Robert O'Grady has presented the Department of Special Collections with more than fifteen letters of correspondence written from Juan Carlos Onetti to Julio Payró. Covering the years 1937 to 1946, the letters are remarkably candid and provide Onetti's opinions on a wide range of authors and books. They are especially valuable as Onetti also expounds upon his ideas of literary theory in detail.
Rarely studied until the latter half of the twentieth century, the works of Juan Carlos Onetti represent a key period of transition between the South American avant-garde and the Boom generation. Nevertheless, the extent of the Uruguayan author's success is astounding given his childhood. Not blessed with a proper education, Onetti dropped out of high school and worked odd jobs as a teenager while at the same time becoming an avid reader. In 1930 he married and moved to Buenos Aires, where he lived until 1934, by which time he had become a father, remarried, and started work on his first novel. Not published until 1939, El pozo breaks from previous literary conventions with its complex narration and fragmented structure.
This achievement was accompanied by Onetti's appointment as director of the literary magazine, La marcha, a position he held until his return to Buenos Aires in 1941. There, he married again and occupied his time writing short stories as well as La vida breve, a 1950 novel that many consider to be his masterpiece. Onetti's return to Montevideo in 1955 brought his fourth and final marriage, as well as the prestige of being awarded Uruguay's National Prize in literature in 1962. Just over ten years later, however, the celebrated national figure was imprisoned for honoring a story deemed subversive by the Uruguayan dictatorship.
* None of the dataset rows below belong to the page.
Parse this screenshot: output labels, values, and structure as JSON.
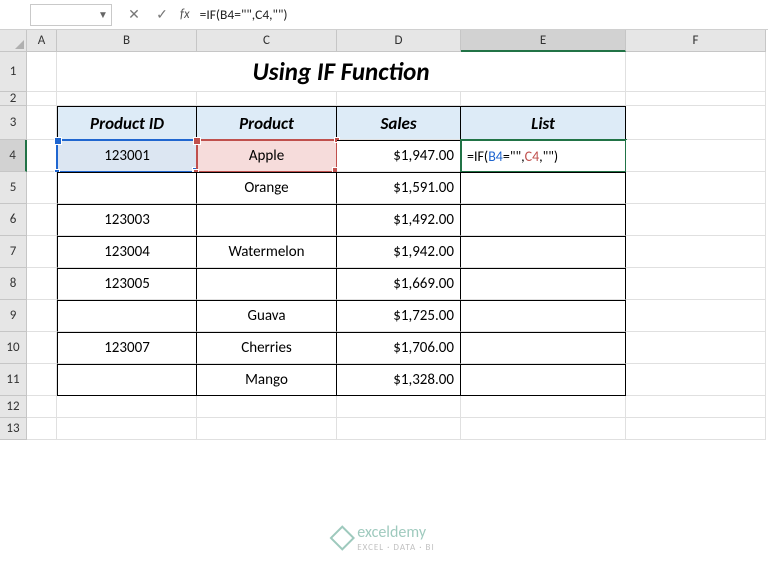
{
  "namebox": "",
  "fx_label": "fx",
  "formula_bar": "=IF(B4=\"\",C4,\"\")",
  "columns": [
    "A",
    "B",
    "C",
    "D",
    "E",
    "F"
  ],
  "title": "Using IF Function",
  "headers": {
    "b": "Product ID",
    "c": "Product",
    "d": "Sales",
    "e": "List"
  },
  "rows": [
    {
      "id": "123001",
      "product": "Apple",
      "sales": "$1,947.00"
    },
    {
      "id": "",
      "product": "Orange",
      "sales": "$1,591.00"
    },
    {
      "id": "123003",
      "product": "",
      "sales": "$1,492.00"
    },
    {
      "id": "123004",
      "product": "Watermelon",
      "sales": "$1,942.00"
    },
    {
      "id": "123005",
      "product": "",
      "sales": "$1,669.00"
    },
    {
      "id": "",
      "product": "Guava",
      "sales": "$1,725.00"
    },
    {
      "id": "123007",
      "product": "Cherries",
      "sales": "$1,706.00"
    },
    {
      "id": "",
      "product": "Mango",
      "sales": "$1,328.00"
    }
  ],
  "cell_formula": {
    "pre": "=IF(",
    "ref1": "B4",
    "mid1": "=\"\",",
    "ref2": "C4",
    "post": ",\"\")"
  },
  "watermark": {
    "name": "exceldemy",
    "sub": "EXCEL · DATA · BI"
  },
  "chart_data": {
    "type": "table",
    "columns": [
      "Product ID",
      "Product",
      "Sales",
      "List"
    ],
    "rows": [
      [
        "123001",
        "Apple",
        "$1,947.00",
        "=IF(B4=\"\",C4,\"\")"
      ],
      [
        "",
        "Orange",
        "$1,591.00",
        ""
      ],
      [
        "123003",
        "",
        "$1,492.00",
        ""
      ],
      [
        "123004",
        "Watermelon",
        "$1,942.00",
        ""
      ],
      [
        "123005",
        "",
        "$1,669.00",
        ""
      ],
      [
        "",
        "Guava",
        "$1,725.00",
        ""
      ],
      [
        "123007",
        "Cherries",
        "$1,706.00",
        ""
      ],
      [
        "",
        "Mango",
        "$1,328.00",
        ""
      ]
    ],
    "title": "Using IF Function"
  }
}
International pressure brought about his release, after which the author moved to Spain. There, he was awarded the esteemed Premio Cervantes, and lived in exile until his death in 1994.
The Department of Special Collections currently holds more than fifteen letters of correspondence written from Onetti to Julio Payró. Covering the years 1937 to 1946, the letters are remarkably candid, and provide Onetti's opinion on a wide range of authors and works. He also comments on the progress of his own novels, as well as his involvement with La marcha. Specifically, in a letter dated November 2, 1938 (MSH/SCL 1262-2), Onetti discusses his opinions on literary theory, the definition of the novel, the reader's role in approaching a text, and the proper uses of poetry. The Department holds an additional 49 photocopied letters from Onetti to Payró from the collection of the Getty Research Institute. These letters may not be photocopied and may only be consulted onsite.
Aira, César. "Juan Carlos Onetti." Diccionario de autores latinoamericanos. Buenos Aires: Emecé, 2001. p. 401-402. (Hesburgh Library, Reference: PQ 7081.3 .A35 2001)
Gertel, Zunilda. "Juan Carlos Onetti." Spanish American Authors: The Twentieth Century. Ed. Angel Flores. New York: Wilson, 1992. p. 605-610. (Hesburgh Library, Reference: PQ 7081.3 .F57 1992)
Verani, Hugo J. "Juan Carlos Onetti." Latin American Writers. Ed. Carlos A. Solé. New York: Scribner, 1989. p. 1089-1097. (Hesburgh Library, Reference: PQ 7081 .A1 L37 1989)